Data records for software interfaces:
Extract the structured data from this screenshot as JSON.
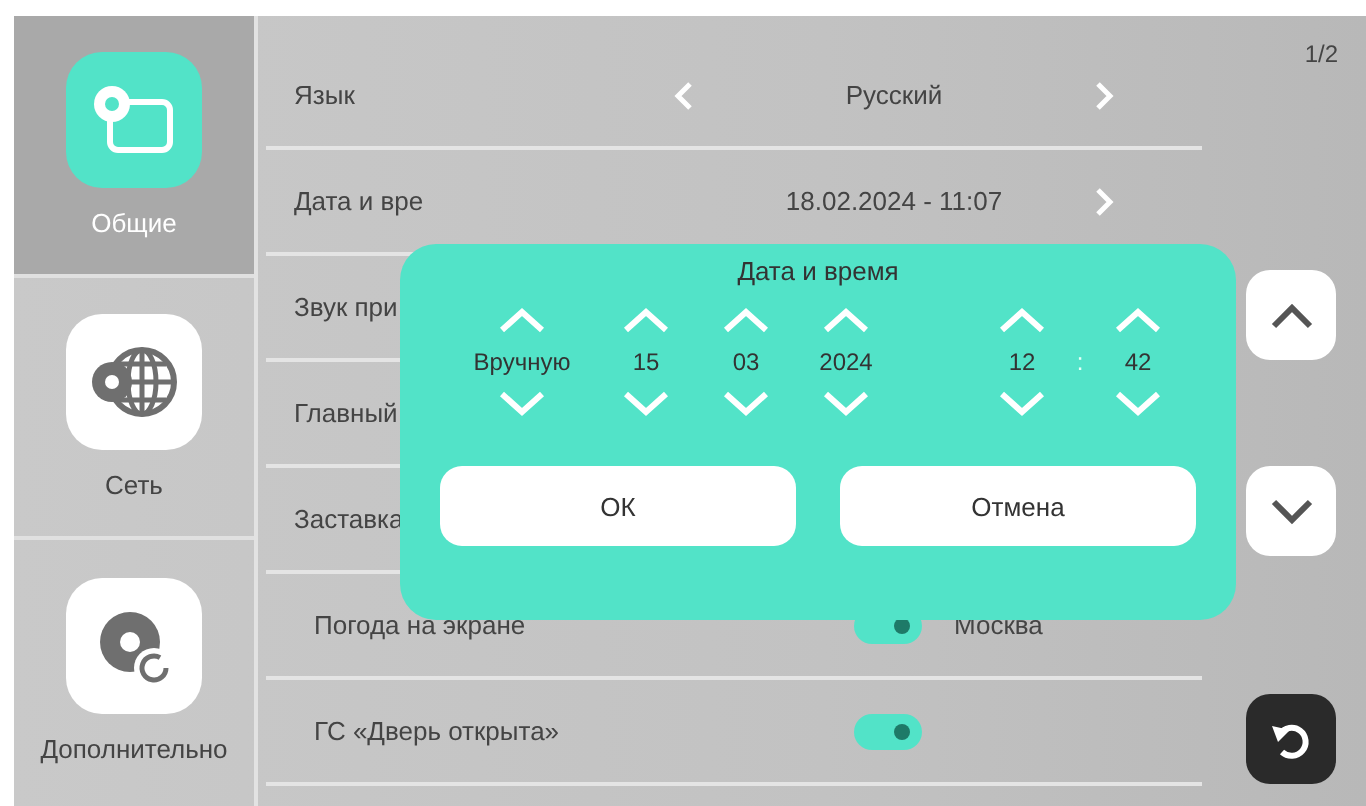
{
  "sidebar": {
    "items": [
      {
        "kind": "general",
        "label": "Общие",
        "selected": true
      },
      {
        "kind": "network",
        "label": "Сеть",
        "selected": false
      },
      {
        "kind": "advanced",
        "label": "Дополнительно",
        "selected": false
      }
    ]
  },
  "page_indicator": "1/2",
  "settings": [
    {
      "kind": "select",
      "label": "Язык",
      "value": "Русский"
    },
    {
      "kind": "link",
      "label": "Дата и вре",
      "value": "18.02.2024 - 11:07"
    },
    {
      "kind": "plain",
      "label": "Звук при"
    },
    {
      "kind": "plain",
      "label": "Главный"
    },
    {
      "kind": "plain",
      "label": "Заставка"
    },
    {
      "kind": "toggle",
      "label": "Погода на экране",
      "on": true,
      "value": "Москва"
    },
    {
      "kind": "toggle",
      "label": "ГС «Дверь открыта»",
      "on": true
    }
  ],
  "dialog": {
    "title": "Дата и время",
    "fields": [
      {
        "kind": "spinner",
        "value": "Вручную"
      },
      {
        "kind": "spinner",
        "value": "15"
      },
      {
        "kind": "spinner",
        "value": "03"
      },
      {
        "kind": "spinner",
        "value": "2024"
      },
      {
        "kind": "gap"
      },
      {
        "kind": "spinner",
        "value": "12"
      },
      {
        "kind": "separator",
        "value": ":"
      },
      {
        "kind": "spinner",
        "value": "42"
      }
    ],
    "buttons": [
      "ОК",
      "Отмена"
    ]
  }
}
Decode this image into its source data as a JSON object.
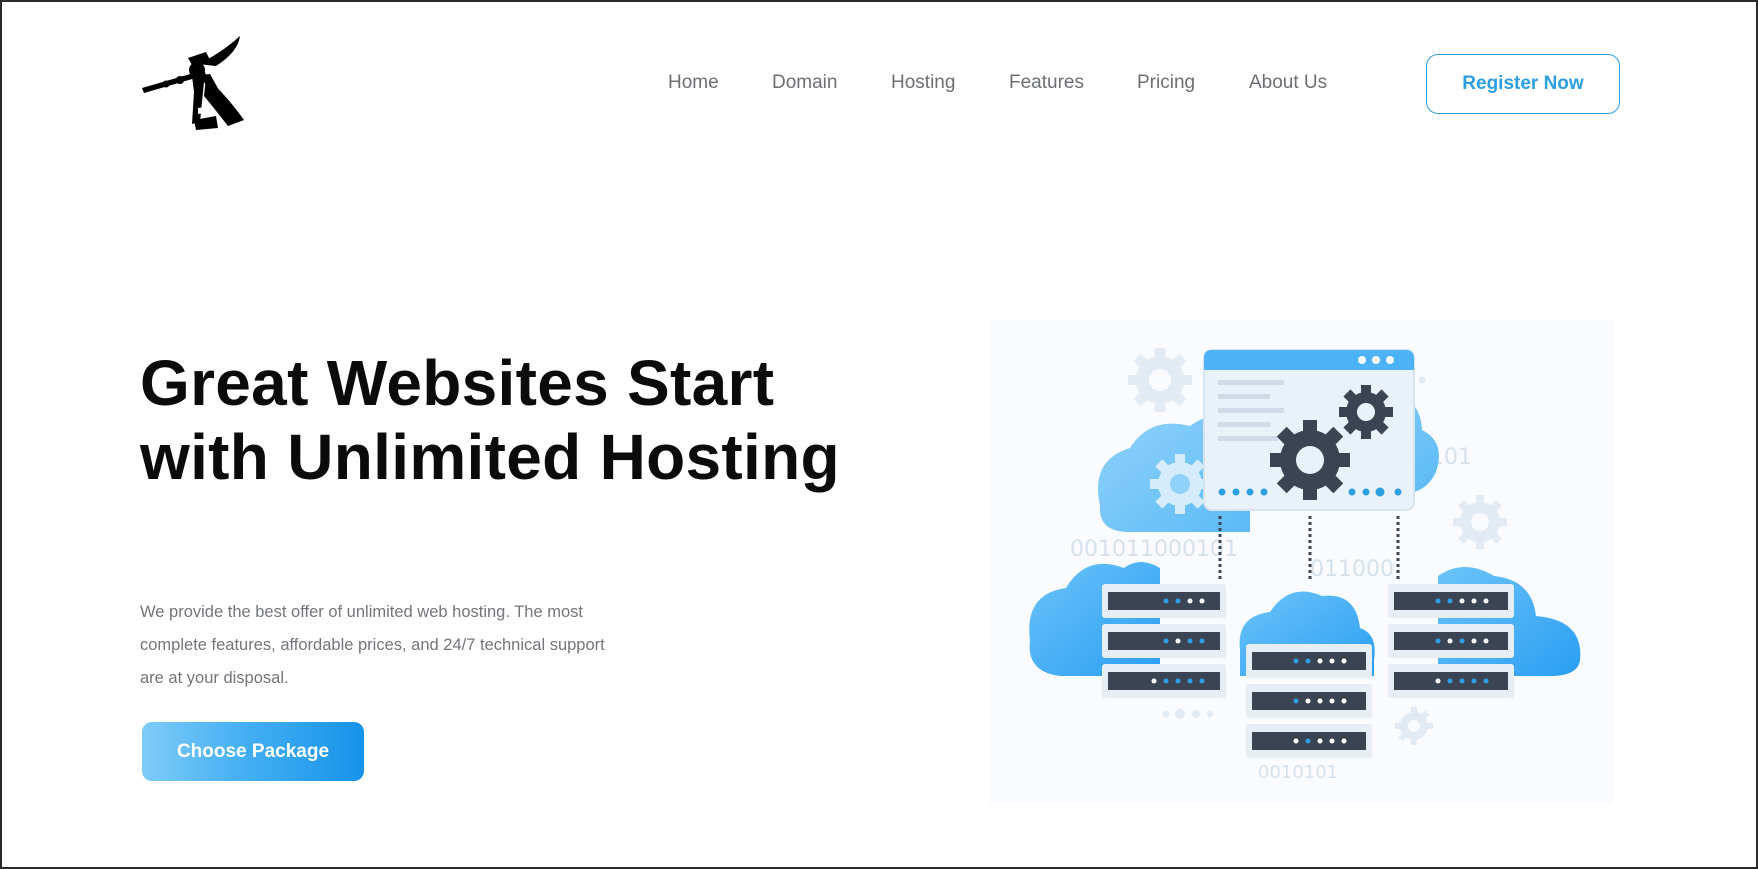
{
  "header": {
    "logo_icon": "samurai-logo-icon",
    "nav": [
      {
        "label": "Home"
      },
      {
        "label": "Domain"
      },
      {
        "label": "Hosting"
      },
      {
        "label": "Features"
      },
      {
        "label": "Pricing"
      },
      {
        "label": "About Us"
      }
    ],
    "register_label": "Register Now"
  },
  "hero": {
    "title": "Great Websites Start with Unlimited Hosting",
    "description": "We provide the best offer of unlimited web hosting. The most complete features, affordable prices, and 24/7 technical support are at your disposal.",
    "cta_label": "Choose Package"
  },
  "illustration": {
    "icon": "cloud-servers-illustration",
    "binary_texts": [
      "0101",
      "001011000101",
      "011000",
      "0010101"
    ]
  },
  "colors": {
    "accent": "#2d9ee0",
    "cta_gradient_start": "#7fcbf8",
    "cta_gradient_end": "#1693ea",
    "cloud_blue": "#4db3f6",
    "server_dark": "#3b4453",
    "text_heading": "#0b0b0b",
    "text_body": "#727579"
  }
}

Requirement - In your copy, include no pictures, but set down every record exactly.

Answer area -
Extract the structured data from this screenshot as JSON.
{
  "sidebar": {
    "items": [
      {
        "kind": "general",
        "label": "Общие",
        "selected": true
      },
      {
        "kind": "network",
        "label": "Сеть",
        "selected": false
      },
      {
        "kind": "advanced",
        "label": "Дополнительно",
        "selected": false
      }
    ]
  },
  "page_indicator": "1/2",
  "settings": [
    {
      "kind": "select",
      "label": "Язык",
      "value": "Русский"
    },
    {
      "kind": "link",
      "label": "Дата и вре",
      "value": "18.02.2024 - 11:07"
    },
    {
      "kind": "plain",
      "label": "Звук при"
    },
    {
      "kind": "plain",
      "label": "Главный"
    },
    {
      "kind": "plain",
      "label": "Заставка"
    },
    {
      "kind": "toggle",
      "label": "Погода на экране",
      "on": true,
      "value": "Москва"
    },
    {
      "kind": "toggle",
      "label": "ГС «Дверь открыта»",
      "on": true
    }
  ],
  "dialog": {
    "title": "Дата и время",
    "fields": [
      {
        "kind": "spinner",
        "value": "Вручную"
      },
      {
        "kind": "spinner",
        "value": "15"
      },
      {
        "kind": "spinner",
        "value": "03"
      },
      {
        "kind": "spinner",
        "value": "2024"
      },
      {
        "kind": "gap"
      },
      {
        "kind": "spinner",
        "value": "12"
      },
      {
        "kind": "separator",
        "value": ":"
      },
      {
        "kind": "spinner",
        "value": "42"
      }
    ],
    "buttons": [
      "ОК",
      "Отмена"
    ]
  }
}
Decode this image into its source data as a JSON object.
{
  "header": {
    "logo_icon": "samurai-logo-icon",
    "nav": [
      {
        "label": "Home"
      },
      {
        "label": "Domain"
      },
      {
        "label": "Hosting"
      },
      {
        "label": "Features"
      },
      {
        "label": "Pricing"
      },
      {
        "label": "About Us"
      }
    ],
    "register_label": "Register Now"
  },
  "hero": {
    "title": "Great Websites Start with Unlimited Hosting",
    "description": "We provide the best offer of unlimited web hosting. The most complete features, affordable prices, and 24/7 technical support are at your disposal.",
    "cta_label": "Choose Package"
  },
  "illustration": {
    "icon": "cloud-servers-illustration",
    "binary_texts": [
      "0101",
      "001011000101",
      "011000",
      "0010101"
    ]
  },
  "colors": {
    "accent": "#2d9ee0",
    "cta_gradient_start": "#7fcbf8",
    "cta_gradient_end": "#1693ea",
    "cloud_blue": "#4db3f6",
    "server_dark": "#3b4453",
    "text_heading": "#0b0b0b",
    "text_body": "#727579"
  }
}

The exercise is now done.